"This is a very important book and should be required reading for students, scholars, policy makers and others interested in linguistic pluralism." – CHOICE
From the Back Cover
Christopher N. Candlin, Chair Professor of Applied Linguistics,
Department of English, Centre for English Language Education and Communication Research, City University of Hong kong, Hong Kong
Language in Social Life is a major series which highlights the importance of language to an understanding of issues of social and professional concern. It will be of practical relevance to all those wanting to understand how the ways we communicate both influence and are influenced by the structures and forces of contemporary social institutions.
'This is a fine example of a rich, innovative and pluralistic interpretation of minority language rights and needs the world over.... With this book, cultural democracy arguments take a real step ahead. Bravo!'
Professor Joshua A. Fishman, Stanford University and Yeshiva University
In this provocative and ground-breaking book, Stephen May argues for a major reappraisal of the long-held constructivist consensus in the sociology of ethnicity and nationalism, and to a lesser extent in the sociology of language, that dismisses language as an important feature of individual and collective identity. Language may well be contingent but it is not unimportant, as made clear by the many historical and contemporary ethnic and ethnonational movements and conflicts that focus on language. May argues that the causes of many of these language-based conflicts lie with the nation-state and its preoccupation with establishing a 'common' language and culture via mass education.
Language and Minority Rights draws together debates on language from the sociology of language, ethnicity and nationalism, sociolinguistics, social and political theory, education, history and law, and encompasses a breadth of cross-national contexts and examples. It is essential reading for students, teachers and researchers in the sociology of language, sociolinguistics, ethnicity, nationalism, politics, education and language policy and planning.

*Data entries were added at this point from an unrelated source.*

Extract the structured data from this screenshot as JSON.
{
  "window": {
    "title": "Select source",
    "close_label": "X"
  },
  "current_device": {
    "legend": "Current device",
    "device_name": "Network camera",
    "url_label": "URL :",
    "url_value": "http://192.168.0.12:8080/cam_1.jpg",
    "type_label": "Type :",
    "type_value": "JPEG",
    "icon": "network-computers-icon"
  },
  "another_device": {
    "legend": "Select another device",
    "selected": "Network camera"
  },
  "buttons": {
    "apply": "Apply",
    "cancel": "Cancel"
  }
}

Stephen May is a Lecturer in the Sociology Department at the University of Bristol. He is a founding editor of the international journal, Ethnicities and is the author or editor of the following books: Critical Multiculturalism (1999), Indigenous Community-based Education (1999) and Making Multicultural Education Work (1994).